Exercise instructions :: What is needed is an exact copy of the records below, without the pictures.

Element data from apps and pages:
++++

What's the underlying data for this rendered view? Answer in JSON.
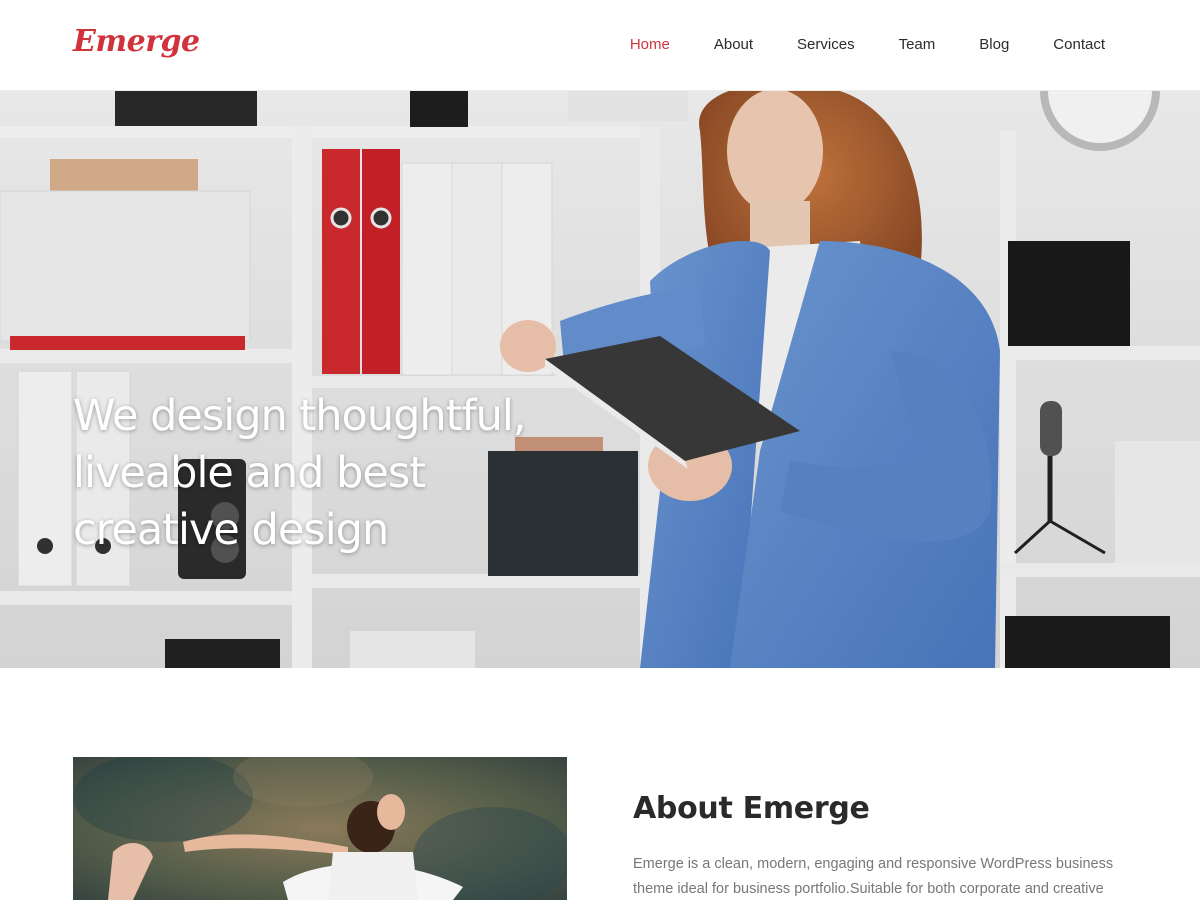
{
  "site": {
    "logo": "Emerge",
    "accent_color": "#d0333b"
  },
  "nav": {
    "items": [
      {
        "label": "Home",
        "active": true
      },
      {
        "label": "About",
        "active": false
      },
      {
        "label": "Services",
        "active": false
      },
      {
        "label": "Team",
        "active": false
      },
      {
        "label": "Blog",
        "active": false
      },
      {
        "label": "Contact",
        "active": false
      }
    ]
  },
  "hero": {
    "title_line_1": "We design thoughtful,",
    "title_line_2": "liveable and best",
    "title_line_3": "creative design"
  },
  "about": {
    "title": "About Emerge",
    "text": "Emerge is a clean, modern, engaging and responsive WordPress business theme ideal for business portfolio.Suitable for both corporate and creative"
  }
}
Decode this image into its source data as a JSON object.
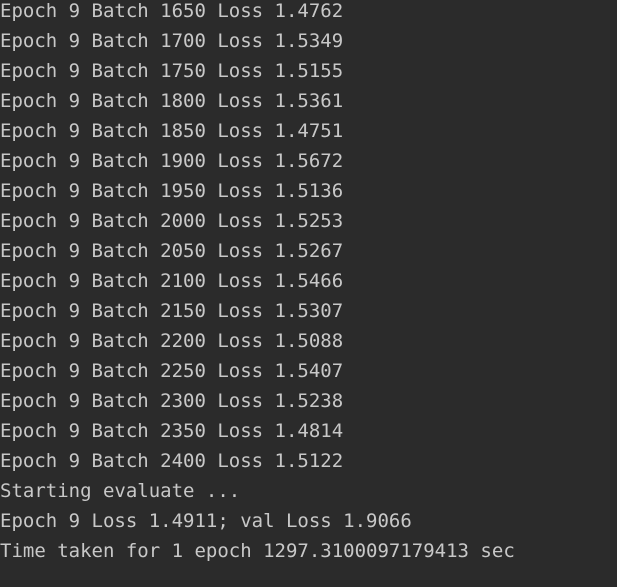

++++

Answer to this exercise ::
What's the underlying data for this rendered view? Answer in JSON.
{
  "site": {
    "logo": "Emerge",
    "accent_color": "#d0333b"
  },
  "nav": {
    "items": [
      {
        "label": "Home",
        "active": true
      },
      {
        "label": "About",
        "active": false
      },
      {
        "label": "Services",
        "active": false
      },
      {
        "label": "Team",
        "active": false
      },
      {
        "label": "Blog",
        "active": false
      },
      {
        "label": "Contact",
        "active": false
      }
    ]
  },
  "hero": {
    "title_line_1": "We design thoughtful,",
    "title_line_2": "liveable and best",
    "title_line_3": "creative design"
  },
  "about": {
    "title": "About Emerge",
    "text": "Emerge is a clean, modern, engaging and responsive WordPress business theme ideal for business portfolio.Suitable for both corporate and creative"
  }
}
Decode this image into its source data as a JSON object.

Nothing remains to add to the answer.